Now it’s 2013 and I live in the house across from that farm where the family reunions used to be held. It’s been at least four years since the last one. Not long ago, I asked Francis’s widow if I could look at the box of old family photos again. My intent was to make a better copy of those original photos for my family files. She lent me the box that appears to be originally Caroline’s stuff. It includes, among other things, a bible of hers with some newspaper clippings inside, a lot of loose snapshot photos and three old photograph albums. Putting the other items aside, I was eager to look through the albums for those pictures.

But they are no longer there.

The photo albums have been ravaged. It appears that someone went through and took a lot of the photos out. It makes me sad. There is now no order. No coherent story is really left to tell. Someone went through the trouble to put the albums together, but someone else took what they wanted and left the rest. Now I understand this is not exclusively my family history and for the person or persons who took the photos, they probably did it because of their connections to that part of the family history. But I feel bad because I’m interested in the family as a whole and preserving the legacy. And some of the names and stories will now no longer be told.

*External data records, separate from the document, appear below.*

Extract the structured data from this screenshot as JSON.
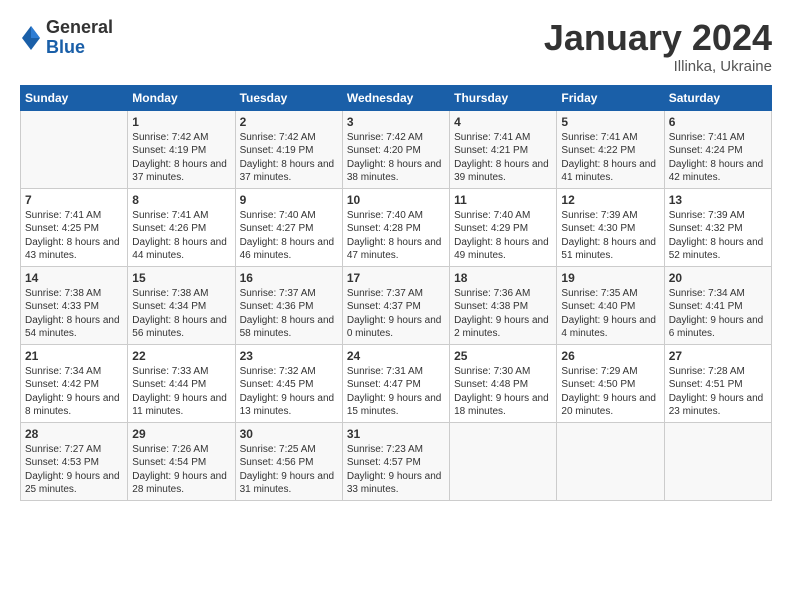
{
  "logo": {
    "general": "General",
    "blue": "Blue"
  },
  "title": "January 2024",
  "location": "Illinka, Ukraine",
  "days_header": [
    "Sunday",
    "Monday",
    "Tuesday",
    "Wednesday",
    "Thursday",
    "Friday",
    "Saturday"
  ],
  "weeks": [
    [
      {
        "num": "",
        "sunrise": "",
        "sunset": "",
        "daylight": ""
      },
      {
        "num": "1",
        "sunrise": "Sunrise: 7:42 AM",
        "sunset": "Sunset: 4:19 PM",
        "daylight": "Daylight: 8 hours and 37 minutes."
      },
      {
        "num": "2",
        "sunrise": "Sunrise: 7:42 AM",
        "sunset": "Sunset: 4:19 PM",
        "daylight": "Daylight: 8 hours and 37 minutes."
      },
      {
        "num": "3",
        "sunrise": "Sunrise: 7:42 AM",
        "sunset": "Sunset: 4:20 PM",
        "daylight": "Daylight: 8 hours and 38 minutes."
      },
      {
        "num": "4",
        "sunrise": "Sunrise: 7:41 AM",
        "sunset": "Sunset: 4:21 PM",
        "daylight": "Daylight: 8 hours and 39 minutes."
      },
      {
        "num": "5",
        "sunrise": "Sunrise: 7:41 AM",
        "sunset": "Sunset: 4:22 PM",
        "daylight": "Daylight: 8 hours and 41 minutes."
      },
      {
        "num": "6",
        "sunrise": "Sunrise: 7:41 AM",
        "sunset": "Sunset: 4:24 PM",
        "daylight": "Daylight: 8 hours and 42 minutes."
      }
    ],
    [
      {
        "num": "7",
        "sunrise": "Sunrise: 7:41 AM",
        "sunset": "Sunset: 4:25 PM",
        "daylight": "Daylight: 8 hours and 43 minutes."
      },
      {
        "num": "8",
        "sunrise": "Sunrise: 7:41 AM",
        "sunset": "Sunset: 4:26 PM",
        "daylight": "Daylight: 8 hours and 44 minutes."
      },
      {
        "num": "9",
        "sunrise": "Sunrise: 7:40 AM",
        "sunset": "Sunset: 4:27 PM",
        "daylight": "Daylight: 8 hours and 46 minutes."
      },
      {
        "num": "10",
        "sunrise": "Sunrise: 7:40 AM",
        "sunset": "Sunset: 4:28 PM",
        "daylight": "Daylight: 8 hours and 47 minutes."
      },
      {
        "num": "11",
        "sunrise": "Sunrise: 7:40 AM",
        "sunset": "Sunset: 4:29 PM",
        "daylight": "Daylight: 8 hours and 49 minutes."
      },
      {
        "num": "12",
        "sunrise": "Sunrise: 7:39 AM",
        "sunset": "Sunset: 4:30 PM",
        "daylight": "Daylight: 8 hours and 51 minutes."
      },
      {
        "num": "13",
        "sunrise": "Sunrise: 7:39 AM",
        "sunset": "Sunset: 4:32 PM",
        "daylight": "Daylight: 8 hours and 52 minutes."
      }
    ],
    [
      {
        "num": "14",
        "sunrise": "Sunrise: 7:38 AM",
        "sunset": "Sunset: 4:33 PM",
        "daylight": "Daylight: 8 hours and 54 minutes."
      },
      {
        "num": "15",
        "sunrise": "Sunrise: 7:38 AM",
        "sunset": "Sunset: 4:34 PM",
        "daylight": "Daylight: 8 hours and 56 minutes."
      },
      {
        "num": "16",
        "sunrise": "Sunrise: 7:37 AM",
        "sunset": "Sunset: 4:36 PM",
        "daylight": "Daylight: 8 hours and 58 minutes."
      },
      {
        "num": "17",
        "sunrise": "Sunrise: 7:37 AM",
        "sunset": "Sunset: 4:37 PM",
        "daylight": "Daylight: 9 hours and 0 minutes."
      },
      {
        "num": "18",
        "sunrise": "Sunrise: 7:36 AM",
        "sunset": "Sunset: 4:38 PM",
        "daylight": "Daylight: 9 hours and 2 minutes."
      },
      {
        "num": "19",
        "sunrise": "Sunrise: 7:35 AM",
        "sunset": "Sunset: 4:40 PM",
        "daylight": "Daylight: 9 hours and 4 minutes."
      },
      {
        "num": "20",
        "sunrise": "Sunrise: 7:34 AM",
        "sunset": "Sunset: 4:41 PM",
        "daylight": "Daylight: 9 hours and 6 minutes."
      }
    ],
    [
      {
        "num": "21",
        "sunrise": "Sunrise: 7:34 AM",
        "sunset": "Sunset: 4:42 PM",
        "daylight": "Daylight: 9 hours and 8 minutes."
      },
      {
        "num": "22",
        "sunrise": "Sunrise: 7:33 AM",
        "sunset": "Sunset: 4:44 PM",
        "daylight": "Daylight: 9 hours and 11 minutes."
      },
      {
        "num": "23",
        "sunrise": "Sunrise: 7:32 AM",
        "sunset": "Sunset: 4:45 PM",
        "daylight": "Daylight: 9 hours and 13 minutes."
      },
      {
        "num": "24",
        "sunrise": "Sunrise: 7:31 AM",
        "sunset": "Sunset: 4:47 PM",
        "daylight": "Daylight: 9 hours and 15 minutes."
      },
      {
        "num": "25",
        "sunrise": "Sunrise: 7:30 AM",
        "sunset": "Sunset: 4:48 PM",
        "daylight": "Daylight: 9 hours and 18 minutes."
      },
      {
        "num": "26",
        "sunrise": "Sunrise: 7:29 AM",
        "sunset": "Sunset: 4:50 PM",
        "daylight": "Daylight: 9 hours and 20 minutes."
      },
      {
        "num": "27",
        "sunrise": "Sunrise: 7:28 AM",
        "sunset": "Sunset: 4:51 PM",
        "daylight": "Daylight: 9 hours and 23 minutes."
      }
    ],
    [
      {
        "num": "28",
        "sunrise": "Sunrise: 7:27 AM",
        "sunset": "Sunset: 4:53 PM",
        "daylight": "Daylight: 9 hours and 25 minutes."
      },
      {
        "num": "29",
        "sunrise": "Sunrise: 7:26 AM",
        "sunset": "Sunset: 4:54 PM",
        "daylight": "Daylight: 9 hours and 28 minutes."
      },
      {
        "num": "30",
        "sunrise": "Sunrise: 7:25 AM",
        "sunset": "Sunset: 4:56 PM",
        "daylight": "Daylight: 9 hours and 31 minutes."
      },
      {
        "num": "31",
        "sunrise": "Sunrise: 7:23 AM",
        "sunset": "Sunset: 4:57 PM",
        "daylight": "Daylight: 9 hours and 33 minutes."
      },
      {
        "num": "",
        "sunrise": "",
        "sunset": "",
        "daylight": ""
      },
      {
        "num": "",
        "sunrise": "",
        "sunset": "",
        "daylight": ""
      },
      {
        "num": "",
        "sunrise": "",
        "sunset": "",
        "daylight": ""
      }
    ]
  ]
}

Some months after going through those old photographs with my grandfather, I found the tombstone of the gentleman my grandfather called a “bastard.” Beside his grave marker was one for his wife and then several for their children who had died young. I felt sad because it appeared that his line had died out. In later research though, I discovered there was a happier ending. The gentleman and his wife had several additional children (one even became a minister) who lived to adulthood and continued the family line.


I hope there’s a happy ending with the photograph albums. Maybe someone has taken the photos and used them to put together a more comprehensive family file. I hope so.  

Saturday, September 7, 2013

Bloggers Dilemma



I have a dilemma. I don’t have time to keep this blog fresh. It’s dear to my heart, though, and I don’t want to abandon it forever. It’s just that life is so daily right now and I have to reserve time for the living. I anticipate that I won’t always be this busy, but for the foreseeable future, probably. My children are in their late teens/early adult years and well, that takes up a lot of my time. I can see myself working on getting them launched for the next 5+ years. Add to that a somewhat demanding day job and other outside obligations and here I am posting some five months after my last one.

But sometimes I still have some great ideas for blog posts. And I’m always one binder away from delving into the pastime of family history. It’s just that my time for such things does not stretch for days on end as it once did. Instead I can only snatch minutes here and there, sometimes longer stretches, but the time in between when I can’t fit it in at all can turn into a span of weeks and months.

I don’t know what the proper blog protocol is. Can I keep it as is and just add to it when I can? It still attracts cousins every now and then with the content already there. Should I revamp it to incorporate guest bloggers or other posts? Should I just ask other genealogy bloggers if I could guest blog when I do have a good blog post idea?

What’s a blogger to do? Again I’m not sure what proper protocol but I may just do what I can when I can and call it enough. Any suggestions or comments are appreciated!